[[ RECORDED DATA, beginning ]]

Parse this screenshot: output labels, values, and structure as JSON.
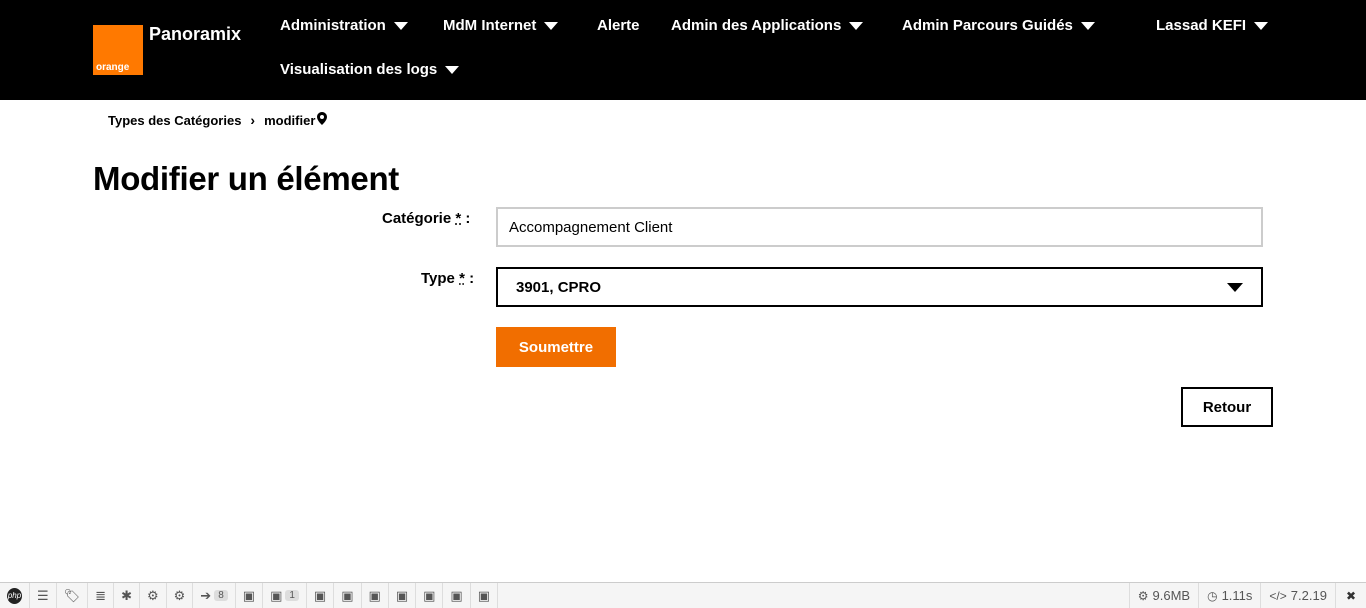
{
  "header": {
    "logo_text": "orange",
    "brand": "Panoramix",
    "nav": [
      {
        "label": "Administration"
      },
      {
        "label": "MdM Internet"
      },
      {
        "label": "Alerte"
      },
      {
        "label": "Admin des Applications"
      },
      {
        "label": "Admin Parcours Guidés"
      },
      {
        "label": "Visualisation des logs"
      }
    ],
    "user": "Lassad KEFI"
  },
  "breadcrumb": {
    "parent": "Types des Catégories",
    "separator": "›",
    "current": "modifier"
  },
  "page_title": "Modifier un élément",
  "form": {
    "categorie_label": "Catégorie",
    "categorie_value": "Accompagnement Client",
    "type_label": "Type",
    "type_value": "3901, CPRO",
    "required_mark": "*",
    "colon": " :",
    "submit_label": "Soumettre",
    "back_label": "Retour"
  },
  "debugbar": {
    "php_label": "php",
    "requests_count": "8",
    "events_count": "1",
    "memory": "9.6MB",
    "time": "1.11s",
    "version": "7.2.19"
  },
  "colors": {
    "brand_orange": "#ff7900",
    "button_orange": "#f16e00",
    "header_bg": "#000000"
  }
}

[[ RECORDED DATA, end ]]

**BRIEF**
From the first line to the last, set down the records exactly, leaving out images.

**SOLVED PROBLEM**
Parse this screenshot: output labels, values, and structure as JSON.
{
  "header": {
    "logo_text": "orange",
    "brand": "Panoramix",
    "nav": [
      {
        "label": "Administration"
      },
      {
        "label": "MdM Internet"
      },
      {
        "label": "Alerte"
      },
      {
        "label": "Admin des Applications"
      },
      {
        "label": "Admin Parcours Guidés"
      },
      {
        "label": "Visualisation des logs"
      }
    ],
    "user": "Lassad KEFI"
  },
  "breadcrumb": {
    "parent": "Types des Catégories",
    "separator": "›",
    "current": "modifier"
  },
  "page_title": "Modifier un élément",
  "form": {
    "categorie_label": "Catégorie",
    "categorie_value": "Accompagnement Client",
    "type_label": "Type",
    "type_value": "3901, CPRO",
    "required_mark": "*",
    "colon": " :",
    "submit_label": "Soumettre",
    "back_label": "Retour"
  },
  "debugbar": {
    "php_label": "php",
    "requests_count": "8",
    "events_count": "1",
    "memory": "9.6MB",
    "time": "1.11s",
    "version": "7.2.19"
  },
  "colors": {
    "brand_orange": "#ff7900",
    "button_orange": "#f16e00",
    "header_bg": "#000000"
  }
}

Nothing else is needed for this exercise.